"We agreed that the conditions for finalising an agreement are not there, due to the remaining significant differences on three critical issues: level playing field, governance and fisheries.

"We asked our chief negotiators and their teams to prepare an overview of the remaining differences to be discussed in a physical meeting in Brussels in the coming days."

Their second call in a little over 48 hours came after Michel Barnier and his UK counterpart Lord Frost spent the day talking in Brussels.

The negotiators spent the last week talking in London, but failed to break the deadlock - with issues remaining on fishing, governance and the so-called level-playing field.

Downing Street said earlier on Monday that it was prepared to continue talks for "as long as we have time available", though admitted time was in "very short supply".

The comments appeared to be at odds with the EU's chief negotiator Mr Barnier, who reportedly told MEPs the deadline for talks succeeding is Wednesday.

The Prime Minister's spokesman told a Westminster briefing: "Time is obviously in very short supply and we're in the final stages, but we're prepared to negotiate for as long as we have time available if we think an agreement is still possible."
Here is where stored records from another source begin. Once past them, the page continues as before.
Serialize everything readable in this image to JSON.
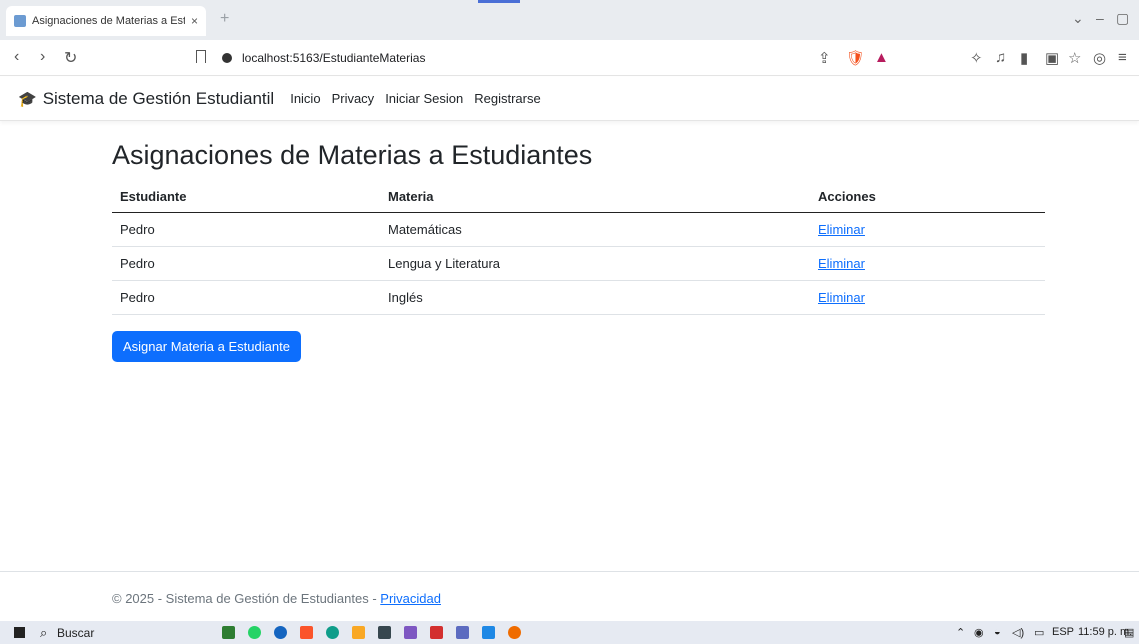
{
  "browser": {
    "tab_title": "Asignaciones de Materias a Est",
    "tab_close": "×",
    "new_tab": "+",
    "url": "localhost:5163/EstudianteMaterias"
  },
  "navbar": {
    "brand": "Sistema de Gestión Estudiantil",
    "links": [
      "Inicio",
      "Privacy",
      "Iniciar Sesion",
      "Registrarse"
    ]
  },
  "main": {
    "title": "Asignaciones de Materias a Estudiantes",
    "headers": [
      "Estudiante",
      "Materia",
      "Acciones"
    ],
    "rows": [
      {
        "estudiante": "Pedro",
        "materia": "Matemáticas",
        "accion": "Eliminar"
      },
      {
        "estudiante": "Pedro",
        "materia": "Lengua y Literatura",
        "accion": "Eliminar"
      },
      {
        "estudiante": "Pedro",
        "materia": "Inglés",
        "accion": "Eliminar"
      }
    ],
    "assign_button": "Asignar Materia a Estudiante"
  },
  "footer": {
    "prefix": "© 2025 - Sistema de Gestión de Estudiantes - ",
    "link": "Privacidad"
  },
  "taskbar": {
    "search_label": "Buscar",
    "language": "ESP",
    "time": "11:59 p. m."
  },
  "colors": {
    "primary": "#0d6efd",
    "link": "#0d6efd",
    "taskbar": "#e6eaf2"
  }
}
Meanwhile, Cabinet Office minister Michael Gove met his counterpart on the UK-EU joint committee in Brussels, though the discussions are separate from the trade negotiations.

But in an olive branch to Brussels, the Government said it was prepared to remove three controversial clauses from the UK Internal Market Bill relating to the Irish border.

In a statement, the Government said the UK and EU have "worked constructively together through the Withdrawal Agreement Joint Committee.

"Discussions continue to progress and final decisions are expected in the coming days. If the solutions being considered in those discussions are agreed, the UK Government would be prepared to remove clause 44 of the UK Internal Market Bill, concerning export declarations.

"The UK Government would also be prepared to deactivate clauses 45 and 47, concerning state aid, such that they could be used only when consistent with the United Kingdom's rights and obligations under international law."

If there is no deal by the end of the Brexit transition period at the end of the month, then Britain will leave the single market and the customs union and begin trading with the EU on World Trade Organisation terms, with the imposition of tariffs and quotas.

Before then it has to be ratified by both Houses of Parliament in the UK and the European Parliament as well as signed off by the EU leaders.

There had been hopes that could happen at a two-day summit in the Belgian capital starting on Thursday - their final scheduled gathering of the year - but the timetable is looking increasingly tight.

France has publicly warned that it will veto any deal if it is unhappy with the terms, amid signs President Emmanuel Macron is anxious that Mr Barnier is preparing to give too much ground in his determination to get a deal.